### Task requirements
Return the data below in full, matching every line exactly.

### The data
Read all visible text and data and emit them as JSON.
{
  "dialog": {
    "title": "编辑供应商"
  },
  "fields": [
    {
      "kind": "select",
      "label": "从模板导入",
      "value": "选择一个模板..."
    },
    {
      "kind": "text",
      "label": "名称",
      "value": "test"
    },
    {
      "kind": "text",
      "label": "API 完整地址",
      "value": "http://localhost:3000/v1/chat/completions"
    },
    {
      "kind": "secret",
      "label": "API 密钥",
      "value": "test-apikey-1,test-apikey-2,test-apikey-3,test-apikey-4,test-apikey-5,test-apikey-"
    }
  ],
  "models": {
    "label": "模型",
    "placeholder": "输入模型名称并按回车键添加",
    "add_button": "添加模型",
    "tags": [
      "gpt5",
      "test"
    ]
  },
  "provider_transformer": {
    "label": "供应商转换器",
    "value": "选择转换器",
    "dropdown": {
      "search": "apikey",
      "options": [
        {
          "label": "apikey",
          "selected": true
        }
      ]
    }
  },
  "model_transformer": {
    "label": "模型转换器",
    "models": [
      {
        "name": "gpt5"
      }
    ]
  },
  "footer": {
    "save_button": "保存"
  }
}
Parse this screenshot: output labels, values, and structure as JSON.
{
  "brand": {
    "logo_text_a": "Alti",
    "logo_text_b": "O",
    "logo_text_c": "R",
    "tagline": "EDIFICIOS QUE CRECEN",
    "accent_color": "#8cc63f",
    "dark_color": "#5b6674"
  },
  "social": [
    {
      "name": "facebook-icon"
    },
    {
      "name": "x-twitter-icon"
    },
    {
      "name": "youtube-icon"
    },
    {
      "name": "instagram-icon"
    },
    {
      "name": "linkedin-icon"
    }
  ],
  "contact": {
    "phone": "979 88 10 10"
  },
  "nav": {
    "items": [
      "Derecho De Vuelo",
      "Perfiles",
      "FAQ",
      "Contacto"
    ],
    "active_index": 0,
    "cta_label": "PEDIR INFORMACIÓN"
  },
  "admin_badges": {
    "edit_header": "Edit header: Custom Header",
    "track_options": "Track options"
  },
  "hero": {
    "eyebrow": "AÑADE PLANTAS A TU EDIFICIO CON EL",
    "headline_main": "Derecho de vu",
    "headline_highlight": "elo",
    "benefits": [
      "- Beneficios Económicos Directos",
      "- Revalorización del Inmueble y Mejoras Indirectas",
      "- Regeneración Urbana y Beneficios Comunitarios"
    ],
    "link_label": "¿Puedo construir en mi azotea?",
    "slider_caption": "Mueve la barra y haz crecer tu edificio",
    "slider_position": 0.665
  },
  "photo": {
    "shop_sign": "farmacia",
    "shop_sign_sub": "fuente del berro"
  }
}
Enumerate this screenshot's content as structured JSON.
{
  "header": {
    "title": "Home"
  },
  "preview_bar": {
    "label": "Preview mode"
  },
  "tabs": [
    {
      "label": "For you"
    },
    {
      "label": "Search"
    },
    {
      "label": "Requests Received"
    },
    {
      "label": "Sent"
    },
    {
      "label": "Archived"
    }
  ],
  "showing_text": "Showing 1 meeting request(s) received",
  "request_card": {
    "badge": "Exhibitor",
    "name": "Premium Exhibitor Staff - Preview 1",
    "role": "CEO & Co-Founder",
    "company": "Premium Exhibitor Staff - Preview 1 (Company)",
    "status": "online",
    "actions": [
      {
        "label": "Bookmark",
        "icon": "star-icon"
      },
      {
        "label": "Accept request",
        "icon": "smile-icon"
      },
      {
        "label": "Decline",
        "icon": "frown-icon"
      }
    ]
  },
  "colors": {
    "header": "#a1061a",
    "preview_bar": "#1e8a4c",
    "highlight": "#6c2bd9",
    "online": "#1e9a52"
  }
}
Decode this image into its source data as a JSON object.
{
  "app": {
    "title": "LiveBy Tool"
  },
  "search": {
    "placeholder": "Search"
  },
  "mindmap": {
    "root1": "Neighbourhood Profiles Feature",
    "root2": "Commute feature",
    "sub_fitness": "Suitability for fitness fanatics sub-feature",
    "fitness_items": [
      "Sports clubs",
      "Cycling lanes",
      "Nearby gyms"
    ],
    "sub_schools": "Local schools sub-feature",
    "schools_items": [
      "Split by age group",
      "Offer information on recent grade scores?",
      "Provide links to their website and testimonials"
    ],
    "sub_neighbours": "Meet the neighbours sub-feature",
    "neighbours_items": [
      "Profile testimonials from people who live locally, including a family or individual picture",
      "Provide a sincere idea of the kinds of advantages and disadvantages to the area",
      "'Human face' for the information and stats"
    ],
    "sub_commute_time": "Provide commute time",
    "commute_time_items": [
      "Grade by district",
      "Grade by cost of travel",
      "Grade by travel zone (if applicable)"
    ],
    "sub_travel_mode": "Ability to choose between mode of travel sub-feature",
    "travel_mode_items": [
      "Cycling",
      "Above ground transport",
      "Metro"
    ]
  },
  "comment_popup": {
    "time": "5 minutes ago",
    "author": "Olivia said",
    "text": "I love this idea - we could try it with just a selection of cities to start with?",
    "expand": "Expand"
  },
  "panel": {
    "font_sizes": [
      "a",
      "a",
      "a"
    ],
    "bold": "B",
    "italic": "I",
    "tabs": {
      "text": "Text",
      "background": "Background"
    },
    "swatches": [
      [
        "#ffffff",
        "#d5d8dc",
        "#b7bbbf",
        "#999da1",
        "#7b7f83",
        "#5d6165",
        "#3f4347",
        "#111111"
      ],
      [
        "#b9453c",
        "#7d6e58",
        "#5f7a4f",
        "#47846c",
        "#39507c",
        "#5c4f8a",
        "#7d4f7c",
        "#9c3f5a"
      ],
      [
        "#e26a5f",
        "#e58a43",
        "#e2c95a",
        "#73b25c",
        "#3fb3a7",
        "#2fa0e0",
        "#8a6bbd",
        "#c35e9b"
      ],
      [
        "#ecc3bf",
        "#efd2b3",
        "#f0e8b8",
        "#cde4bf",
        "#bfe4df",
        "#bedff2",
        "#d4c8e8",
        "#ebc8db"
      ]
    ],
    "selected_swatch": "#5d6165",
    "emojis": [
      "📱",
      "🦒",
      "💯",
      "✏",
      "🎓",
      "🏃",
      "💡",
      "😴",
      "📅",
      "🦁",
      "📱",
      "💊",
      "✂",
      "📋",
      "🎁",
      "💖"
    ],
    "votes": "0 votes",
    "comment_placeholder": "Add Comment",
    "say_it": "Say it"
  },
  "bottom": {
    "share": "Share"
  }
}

### Exercise solution
Read all visible text and data and emit them as JSON.
{
  "dialog": {
    "title": "编辑供应商"
  },
  "fields": [
    {
      "kind": "select",
      "label": "从模板导入",
      "value": "选择一个模板..."
    },
    {
      "kind": "text",
      "label": "名称",
      "value": "test"
    },
    {
      "kind": "text",
      "label": "API 完整地址",
      "value": "http://localhost:3000/v1/chat/completions"
    },
    {
      "kind": "secret",
      "label": "API 密钥",
      "value": "test-apikey-1,test-apikey-2,test-apikey-3,test-apikey-4,test-apikey-5,test-apikey-"
    }
  ],
  "models": {
    "label": "模型",
    "placeholder": "输入模型名称并按回车键添加",
    "add_button": "添加模型",
    "tags": [
      "gpt5",
      "test"
    ]
  },
  "provider_transformer": {
    "label": "供应商转换器",
    "value": "选择转换器",
    "dropdown": {
      "search": "apikey",
      "options": [
        {
          "label": "apikey",
          "selected": true
        }
      ]
    }
  },
  "model_transformer": {
    "label": "模型转换器",
    "models": [
      {
        "name": "gpt5"
      }
    ]
  },
  "footer": {
    "save_button": "保存"
  }
}
Parse this screenshot: output labels, values, and structure as JSON.
{
  "brand": {
    "logo_text_a": "Alti",
    "logo_text_b": "O",
    "logo_text_c": "R",
    "tagline": "EDIFICIOS QUE CRECEN",
    "accent_color": "#8cc63f",
    "dark_color": "#5b6674"
  },
  "social": [
    {
      "name": "facebook-icon"
    },
    {
      "name": "x-twitter-icon"
    },
    {
      "name": "youtube-icon"
    },
    {
      "name": "instagram-icon"
    },
    {
      "name": "linkedin-icon"
    }
  ],
  "contact": {
    "phone": "979 88 10 10"
  },
  "nav": {
    "items": [
      "Derecho De Vuelo",
      "Perfiles",
      "FAQ",
      "Contacto"
    ],
    "active_index": 0,
    "cta_label": "PEDIR INFORMACIÓN"
  },
  "admin_badges": {
    "edit_header": "Edit header: Custom Header",
    "track_options": "Track options"
  },
  "hero": {
    "eyebrow": "AÑADE PLANTAS A TU EDIFICIO CON EL",
    "headline_main": "Derecho de vu",
    "headline_highlight": "elo",
    "benefits": [
      "- Beneficios Económicos Directos",
      "- Revalorización del Inmueble y Mejoras Indirectas",
      "- Regeneración Urbana y Beneficios Comunitarios"
    ],
    "link_label": "¿Puedo construir en mi azotea?",
    "slider_caption": "Mueve la barra y haz crecer tu edificio",
    "slider_position": 0.665
  },
  "photo": {
    "shop_sign": "farmacia",
    "shop_sign_sub": "fuente del berro"
  }
}
Enumerate this screenshot's content as structured JSON.
{
  "header": {
    "title": "Home"
  },
  "preview_bar": {
    "label": "Preview mode"
  },
  "tabs": [
    {
      "label": "For you"
    },
    {
      "label": "Search"
    },
    {
      "label": "Requests Received"
    },
    {
      "label": "Sent"
    },
    {
      "label": "Archived"
    }
  ],
  "showing_text": "Showing 1 meeting request(s) received",
  "request_card": {
    "badge": "Exhibitor",
    "name": "Premium Exhibitor Staff - Preview 1",
    "role": "CEO & Co-Founder",
    "company": "Premium Exhibitor Staff - Preview 1 (Company)",
    "status": "online",
    "actions": [
      {
        "label": "Bookmark",
        "icon": "star-icon"
      },
      {
        "label": "Accept request",
        "icon": "smile-icon"
      },
      {
        "label": "Decline",
        "icon": "frown-icon"
      }
    ]
  },
  "colors": {
    "header": "#a1061a",
    "preview_bar": "#1e8a4c",
    "highlight": "#6c2bd9",
    "online": "#1e9a52"
  }
}
Decode this image into its source data as a JSON object.
{
  "app": {
    "title": "LiveBy Tool"
  },
  "search": {
    "placeholder": "Search"
  },
  "mindmap": {
    "root1": "Neighbourhood Profiles Feature",
    "root2": "Commute feature",
    "sub_fitness": "Suitability for fitness fanatics sub-feature",
    "fitness_items": [
      "Sports clubs",
      "Cycling lanes",
      "Nearby gyms"
    ],
    "sub_schools": "Local schools sub-feature",
    "schools_items": [
      "Split by age group",
      "Offer information on recent grade scores?",
      "Provide links to their website and testimonials"
    ],
    "sub_neighbours": "Meet the neighbours sub-feature",
    "neighbours_items": [
      "Profile testimonials from people who live locally, including a family or individual picture",
      "Provide a sincere idea of the kinds of advantages and disadvantages to the area",
      "'Human face' for the information and stats"
    ],
    "sub_commute_time": "Provide commute time",
    "commute_time_items": [
      "Grade by district",
      "Grade by cost of travel",
      "Grade by travel zone (if applicable)"
    ],
    "sub_travel_mode": "Ability to choose between mode of travel sub-feature",
    "travel_mode_items": [
      "Cycling",
      "Above ground transport",
      "Metro"
    ]
  },
  "comment_popup": {
    "time": "5 minutes ago",
    "author": "Olivia said",
    "text": "I love this idea - we could try it with just a selection of cities to start with?",
    "expand": "Expand"
  },
  "panel": {
    "font_sizes": [
      "a",
      "a",
      "a"
    ],
    "bold": "B",
    "italic": "I",
    "tabs": {
      "text": "Text",
      "background": "Background"
    },
    "swatches": [
      [
        "#ffffff",
        "#d5d8dc",
        "#b7bbbf",
        "#999da1",
        "#7b7f83",
        "#5d6165",
        "#3f4347",
        "#111111"
      ],
      [
        "#b9453c",
        "#7d6e58",
        "#5f7a4f",
        "#47846c",
        "#39507c",
        "#5c4f8a",
        "#7d4f7c",
        "#9c3f5a"
      ],
      [
        "#e26a5f",
        "#e58a43",
        "#e2c95a",
        "#73b25c",
        "#3fb3a7",
        "#2fa0e0",
        "#8a6bbd",
        "#c35e9b"
      ],
      [
        "#ecc3bf",
        "#efd2b3",
        "#f0e8b8",
        "#cde4bf",
        "#bfe4df",
        "#bedff2",
        "#d4c8e8",
        "#ebc8db"
      ]
    ],
    "selected_swatch": "#5d6165",
    "emojis": [
      "📱",
      "🦒",
      "💯",
      "✏",
      "🎓",
      "🏃",
      "💡",
      "😴",
      "📅",
      "🦁",
      "📱",
      "💊",
      "✂",
      "📋",
      "🎁",
      "💖"
    ],
    "votes": "0 votes",
    "comment_placeholder": "Add Comment",
    "say_it": "Say it"
  },
  "bottom": {
    "share": "Share"
  }
}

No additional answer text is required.